:: The records ::

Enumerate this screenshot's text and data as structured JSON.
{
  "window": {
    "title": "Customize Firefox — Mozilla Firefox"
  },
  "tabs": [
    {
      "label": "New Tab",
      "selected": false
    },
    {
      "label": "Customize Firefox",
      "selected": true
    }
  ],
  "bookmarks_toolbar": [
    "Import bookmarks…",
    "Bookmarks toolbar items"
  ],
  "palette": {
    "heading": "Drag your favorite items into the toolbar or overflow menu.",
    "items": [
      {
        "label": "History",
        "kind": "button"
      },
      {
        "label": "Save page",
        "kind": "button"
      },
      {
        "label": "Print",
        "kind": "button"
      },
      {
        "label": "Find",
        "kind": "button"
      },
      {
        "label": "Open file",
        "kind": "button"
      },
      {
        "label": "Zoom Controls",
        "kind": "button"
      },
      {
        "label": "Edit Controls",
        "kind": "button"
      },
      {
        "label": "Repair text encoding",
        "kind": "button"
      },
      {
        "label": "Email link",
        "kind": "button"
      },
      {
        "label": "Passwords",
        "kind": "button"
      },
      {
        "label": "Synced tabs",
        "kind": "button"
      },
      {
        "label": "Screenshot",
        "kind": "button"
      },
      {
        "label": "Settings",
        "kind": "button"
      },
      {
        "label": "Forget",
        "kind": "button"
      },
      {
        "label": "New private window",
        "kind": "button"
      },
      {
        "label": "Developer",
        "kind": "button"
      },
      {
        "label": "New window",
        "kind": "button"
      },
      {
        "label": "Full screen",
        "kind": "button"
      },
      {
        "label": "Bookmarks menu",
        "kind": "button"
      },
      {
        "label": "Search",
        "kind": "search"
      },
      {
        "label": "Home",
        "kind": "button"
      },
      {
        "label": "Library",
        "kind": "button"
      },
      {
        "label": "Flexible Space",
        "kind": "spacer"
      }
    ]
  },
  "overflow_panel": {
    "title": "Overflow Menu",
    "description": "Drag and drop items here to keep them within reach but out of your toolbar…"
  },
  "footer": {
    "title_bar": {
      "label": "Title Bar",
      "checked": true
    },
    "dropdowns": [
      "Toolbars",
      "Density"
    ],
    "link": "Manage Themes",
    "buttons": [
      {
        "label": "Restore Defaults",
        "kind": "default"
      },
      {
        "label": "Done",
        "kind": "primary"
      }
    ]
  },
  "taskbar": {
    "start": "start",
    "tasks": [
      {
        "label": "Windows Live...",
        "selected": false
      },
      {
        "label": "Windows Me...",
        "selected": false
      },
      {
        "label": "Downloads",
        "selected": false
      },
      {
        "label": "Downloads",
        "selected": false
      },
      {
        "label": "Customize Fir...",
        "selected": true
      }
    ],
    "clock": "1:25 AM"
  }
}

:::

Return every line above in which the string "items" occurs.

    "Bookmarks toolbar items"
    "heading": "Drag your favorite items into the toolbar or overflow menu.",
    "items": [
    "description": "Drag and drop items here to keep them within reach but out of your toolbar…"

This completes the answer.